Search the entries for lines that contain the word "kind", and report each one found.
(RECORDS FOR THE EXERCISE begins)
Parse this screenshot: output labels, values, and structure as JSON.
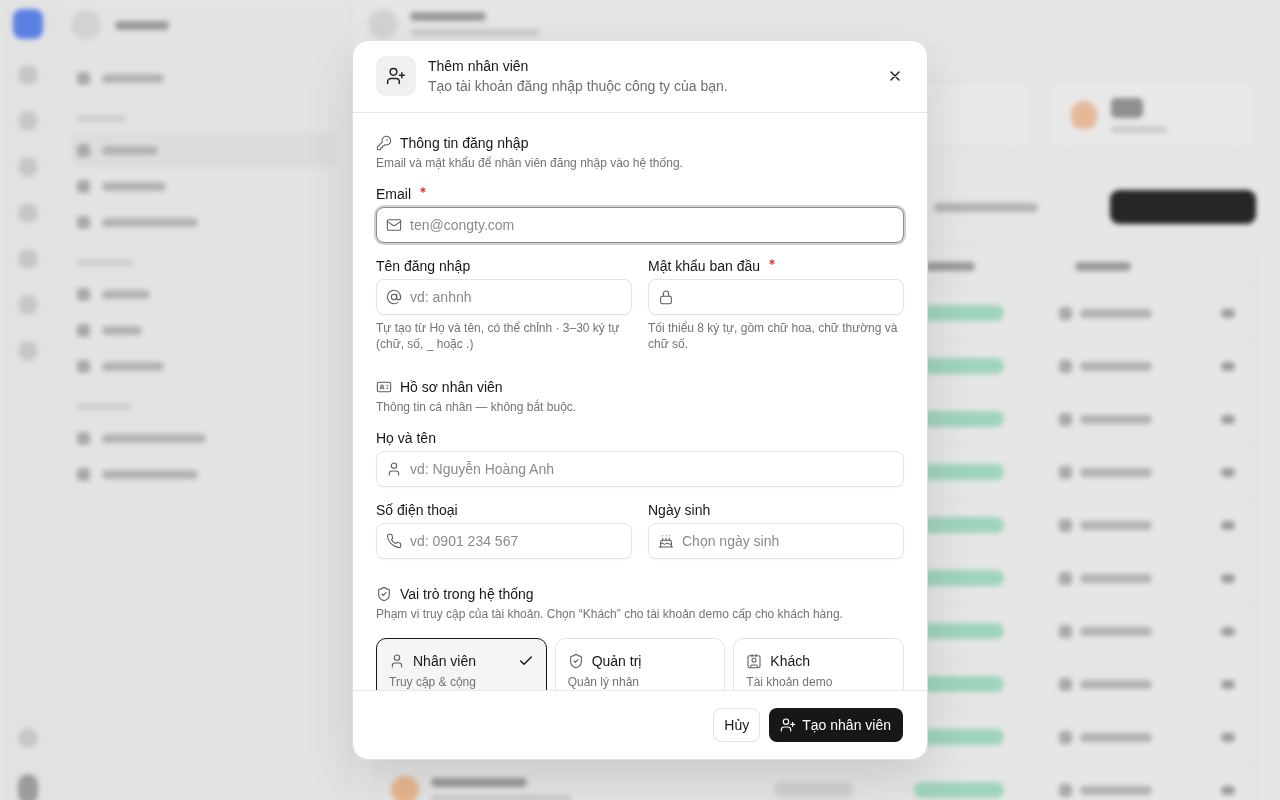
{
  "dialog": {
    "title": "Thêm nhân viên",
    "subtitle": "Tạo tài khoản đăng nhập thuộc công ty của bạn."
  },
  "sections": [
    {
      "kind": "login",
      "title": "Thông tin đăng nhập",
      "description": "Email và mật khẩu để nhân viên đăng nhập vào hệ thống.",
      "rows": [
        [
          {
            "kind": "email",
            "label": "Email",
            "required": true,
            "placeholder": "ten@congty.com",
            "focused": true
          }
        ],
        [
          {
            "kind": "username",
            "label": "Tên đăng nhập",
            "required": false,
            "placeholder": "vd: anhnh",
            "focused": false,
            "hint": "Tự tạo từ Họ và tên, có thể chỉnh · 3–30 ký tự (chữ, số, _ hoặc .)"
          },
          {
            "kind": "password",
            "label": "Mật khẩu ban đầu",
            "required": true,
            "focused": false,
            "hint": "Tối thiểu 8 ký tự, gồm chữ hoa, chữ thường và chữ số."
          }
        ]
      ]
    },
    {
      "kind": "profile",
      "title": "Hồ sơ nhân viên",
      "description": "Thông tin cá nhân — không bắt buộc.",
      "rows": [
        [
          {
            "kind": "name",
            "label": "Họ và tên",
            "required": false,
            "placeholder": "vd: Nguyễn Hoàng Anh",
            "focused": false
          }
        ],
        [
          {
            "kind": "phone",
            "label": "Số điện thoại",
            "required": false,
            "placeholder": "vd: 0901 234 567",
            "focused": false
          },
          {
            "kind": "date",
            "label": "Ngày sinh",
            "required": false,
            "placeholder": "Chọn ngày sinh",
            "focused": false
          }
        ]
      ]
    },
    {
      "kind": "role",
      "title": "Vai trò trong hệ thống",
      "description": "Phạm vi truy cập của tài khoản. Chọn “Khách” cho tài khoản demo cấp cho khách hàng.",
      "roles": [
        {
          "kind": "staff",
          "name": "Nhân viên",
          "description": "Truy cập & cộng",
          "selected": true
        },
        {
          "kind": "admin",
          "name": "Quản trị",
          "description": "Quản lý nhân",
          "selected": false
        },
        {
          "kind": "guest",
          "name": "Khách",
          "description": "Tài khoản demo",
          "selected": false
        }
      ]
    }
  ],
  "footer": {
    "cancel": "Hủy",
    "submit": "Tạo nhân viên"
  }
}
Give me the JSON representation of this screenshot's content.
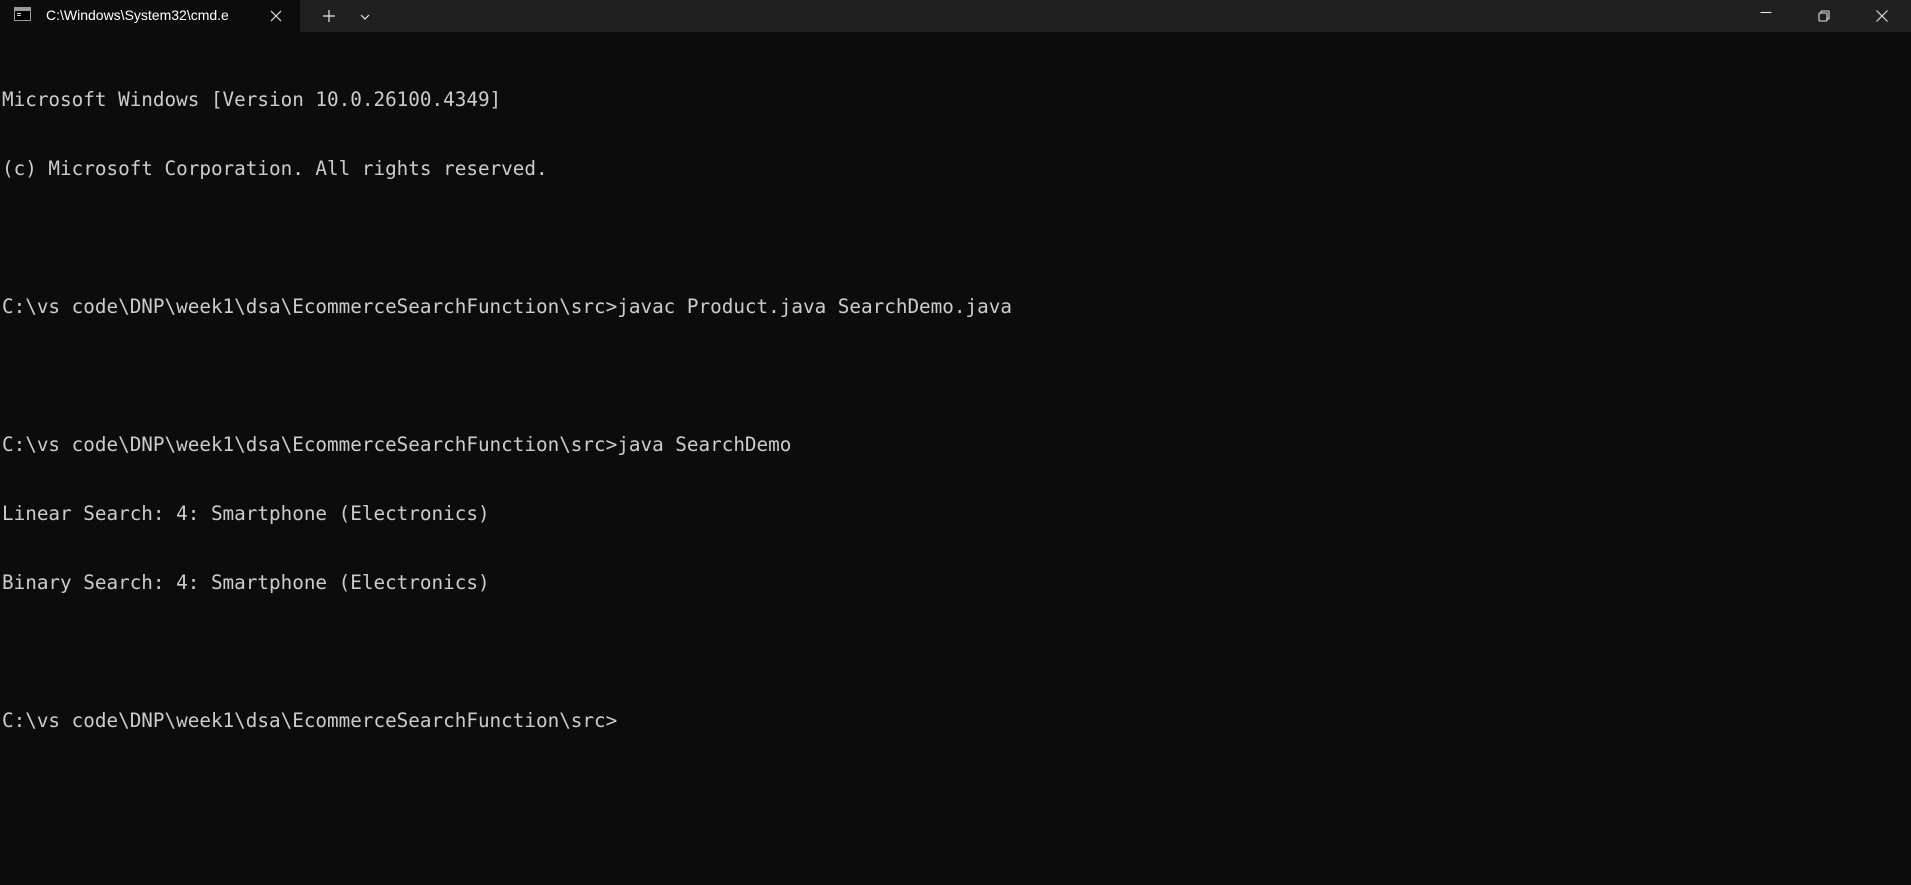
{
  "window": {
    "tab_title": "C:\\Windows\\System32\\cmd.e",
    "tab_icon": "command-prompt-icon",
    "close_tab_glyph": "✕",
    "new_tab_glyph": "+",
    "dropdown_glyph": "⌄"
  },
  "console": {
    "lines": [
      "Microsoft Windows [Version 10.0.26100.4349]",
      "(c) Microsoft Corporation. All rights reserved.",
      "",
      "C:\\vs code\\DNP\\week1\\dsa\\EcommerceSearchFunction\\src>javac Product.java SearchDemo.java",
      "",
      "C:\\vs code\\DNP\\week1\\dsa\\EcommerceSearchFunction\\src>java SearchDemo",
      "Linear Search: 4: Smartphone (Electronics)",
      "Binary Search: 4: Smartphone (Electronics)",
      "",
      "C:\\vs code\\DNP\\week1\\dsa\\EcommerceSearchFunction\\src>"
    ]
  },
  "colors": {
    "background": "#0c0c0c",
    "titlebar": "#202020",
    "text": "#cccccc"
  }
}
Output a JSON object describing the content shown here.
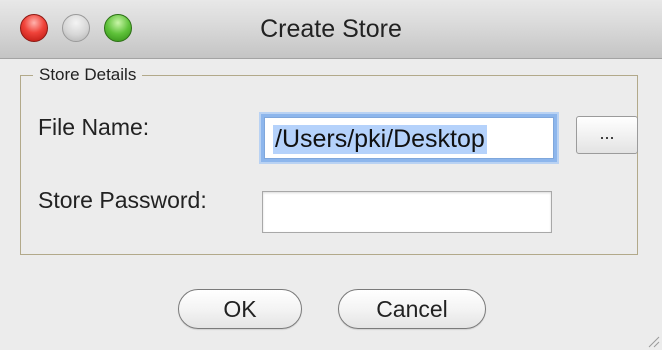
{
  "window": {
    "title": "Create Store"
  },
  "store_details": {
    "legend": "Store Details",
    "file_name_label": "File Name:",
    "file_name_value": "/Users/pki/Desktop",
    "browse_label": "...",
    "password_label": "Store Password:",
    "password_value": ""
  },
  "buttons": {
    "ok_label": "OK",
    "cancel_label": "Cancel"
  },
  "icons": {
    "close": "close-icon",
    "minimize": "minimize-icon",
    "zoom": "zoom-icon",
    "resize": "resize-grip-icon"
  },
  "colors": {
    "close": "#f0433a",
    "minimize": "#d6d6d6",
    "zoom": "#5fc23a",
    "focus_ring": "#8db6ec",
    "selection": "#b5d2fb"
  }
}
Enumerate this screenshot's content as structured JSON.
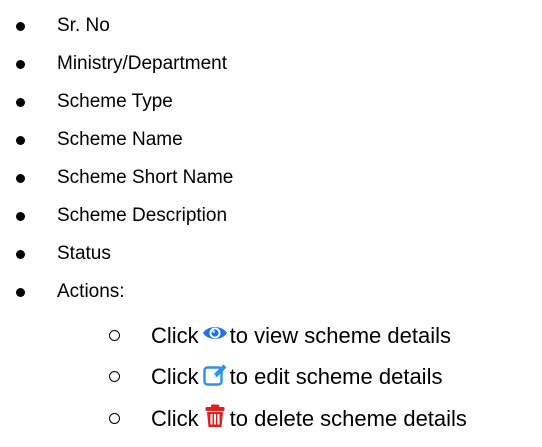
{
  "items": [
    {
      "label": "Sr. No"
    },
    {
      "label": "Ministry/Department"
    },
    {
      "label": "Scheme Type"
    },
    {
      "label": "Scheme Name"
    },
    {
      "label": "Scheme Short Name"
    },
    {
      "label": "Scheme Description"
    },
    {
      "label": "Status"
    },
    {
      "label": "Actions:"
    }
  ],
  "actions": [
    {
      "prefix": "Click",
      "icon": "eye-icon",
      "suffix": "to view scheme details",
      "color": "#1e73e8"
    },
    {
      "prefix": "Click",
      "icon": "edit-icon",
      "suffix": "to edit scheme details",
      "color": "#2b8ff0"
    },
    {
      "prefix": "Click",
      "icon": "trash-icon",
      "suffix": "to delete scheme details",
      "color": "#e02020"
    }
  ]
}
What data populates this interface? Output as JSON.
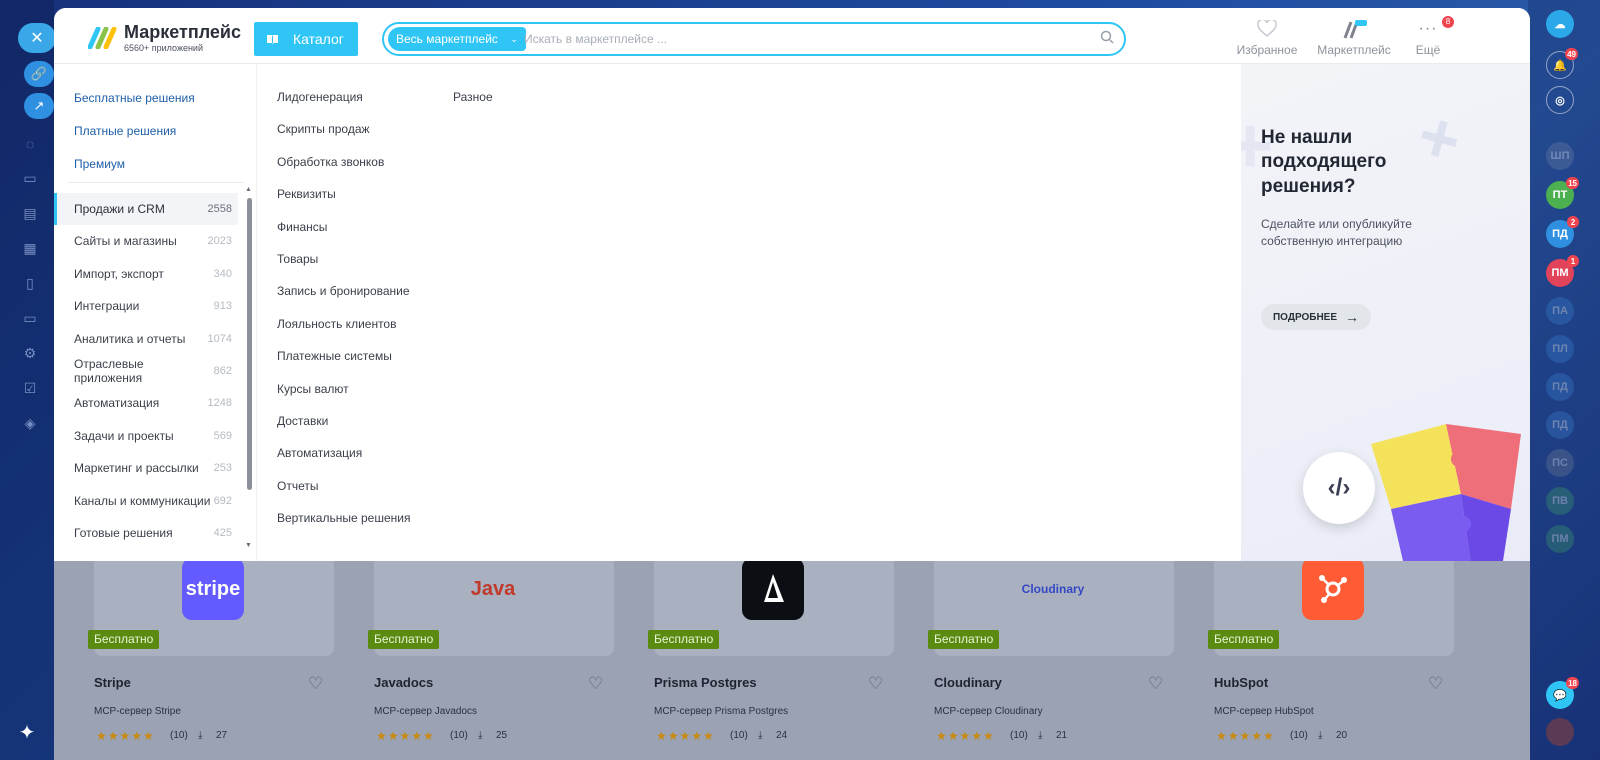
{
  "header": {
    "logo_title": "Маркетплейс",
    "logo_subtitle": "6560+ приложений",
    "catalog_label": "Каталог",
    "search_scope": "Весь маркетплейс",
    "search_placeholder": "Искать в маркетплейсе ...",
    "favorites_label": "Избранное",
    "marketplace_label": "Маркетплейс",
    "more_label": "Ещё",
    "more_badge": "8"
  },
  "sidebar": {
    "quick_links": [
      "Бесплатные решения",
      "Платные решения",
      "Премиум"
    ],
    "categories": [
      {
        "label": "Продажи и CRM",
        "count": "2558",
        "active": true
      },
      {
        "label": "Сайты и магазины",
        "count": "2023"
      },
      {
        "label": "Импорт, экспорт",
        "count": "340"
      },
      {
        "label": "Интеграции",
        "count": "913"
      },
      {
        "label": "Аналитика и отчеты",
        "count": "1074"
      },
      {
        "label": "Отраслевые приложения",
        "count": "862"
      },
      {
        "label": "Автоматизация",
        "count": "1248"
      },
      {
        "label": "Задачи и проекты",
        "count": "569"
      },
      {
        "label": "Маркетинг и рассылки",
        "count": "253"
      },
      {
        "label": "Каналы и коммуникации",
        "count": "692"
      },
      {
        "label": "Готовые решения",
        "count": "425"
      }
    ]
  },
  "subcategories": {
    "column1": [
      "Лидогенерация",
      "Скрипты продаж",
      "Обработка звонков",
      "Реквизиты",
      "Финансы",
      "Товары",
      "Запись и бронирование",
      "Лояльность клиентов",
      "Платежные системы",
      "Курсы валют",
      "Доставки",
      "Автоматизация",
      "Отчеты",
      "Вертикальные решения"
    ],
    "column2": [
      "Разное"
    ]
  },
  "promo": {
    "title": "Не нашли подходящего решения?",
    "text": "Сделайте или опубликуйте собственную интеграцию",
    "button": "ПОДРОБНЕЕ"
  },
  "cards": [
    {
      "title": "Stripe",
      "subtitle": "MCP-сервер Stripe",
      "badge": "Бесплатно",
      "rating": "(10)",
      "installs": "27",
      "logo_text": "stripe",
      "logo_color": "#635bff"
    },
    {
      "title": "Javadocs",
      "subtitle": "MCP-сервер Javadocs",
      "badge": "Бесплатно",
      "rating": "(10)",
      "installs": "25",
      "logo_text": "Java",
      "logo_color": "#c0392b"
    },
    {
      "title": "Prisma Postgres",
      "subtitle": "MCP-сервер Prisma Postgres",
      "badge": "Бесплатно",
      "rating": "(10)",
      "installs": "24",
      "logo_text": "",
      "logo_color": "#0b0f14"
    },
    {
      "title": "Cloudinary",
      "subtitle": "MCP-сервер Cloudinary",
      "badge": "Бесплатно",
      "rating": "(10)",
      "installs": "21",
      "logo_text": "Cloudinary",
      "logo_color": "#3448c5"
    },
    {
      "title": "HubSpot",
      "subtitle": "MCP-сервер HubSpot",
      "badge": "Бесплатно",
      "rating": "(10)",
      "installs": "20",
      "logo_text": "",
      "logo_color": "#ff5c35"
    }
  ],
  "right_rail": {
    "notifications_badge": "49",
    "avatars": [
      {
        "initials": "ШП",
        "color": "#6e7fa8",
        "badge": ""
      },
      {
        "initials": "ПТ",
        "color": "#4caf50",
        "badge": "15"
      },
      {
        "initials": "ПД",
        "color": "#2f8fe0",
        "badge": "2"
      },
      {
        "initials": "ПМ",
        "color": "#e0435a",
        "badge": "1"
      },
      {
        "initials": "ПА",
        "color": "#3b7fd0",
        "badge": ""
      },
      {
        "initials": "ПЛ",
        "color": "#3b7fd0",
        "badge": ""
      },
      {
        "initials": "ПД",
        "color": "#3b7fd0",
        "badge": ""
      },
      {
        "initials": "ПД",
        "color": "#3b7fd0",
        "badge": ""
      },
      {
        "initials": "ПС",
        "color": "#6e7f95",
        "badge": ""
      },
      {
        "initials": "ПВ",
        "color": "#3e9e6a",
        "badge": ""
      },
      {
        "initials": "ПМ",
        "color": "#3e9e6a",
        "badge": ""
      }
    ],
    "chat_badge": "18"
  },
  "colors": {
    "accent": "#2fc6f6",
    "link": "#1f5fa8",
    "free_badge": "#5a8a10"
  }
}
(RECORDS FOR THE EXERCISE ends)
### [EXPECTED OUTPUT]
      "kind": "login",
            "kind": "email",
            "kind": "username",
            "kind": "password",
      "kind": "profile",
            "kind": "name",
            "kind": "phone",
            "kind": "date",
      "kind": "role",
          "kind": "staff",
          "kind": "admin",
          "kind": "guest",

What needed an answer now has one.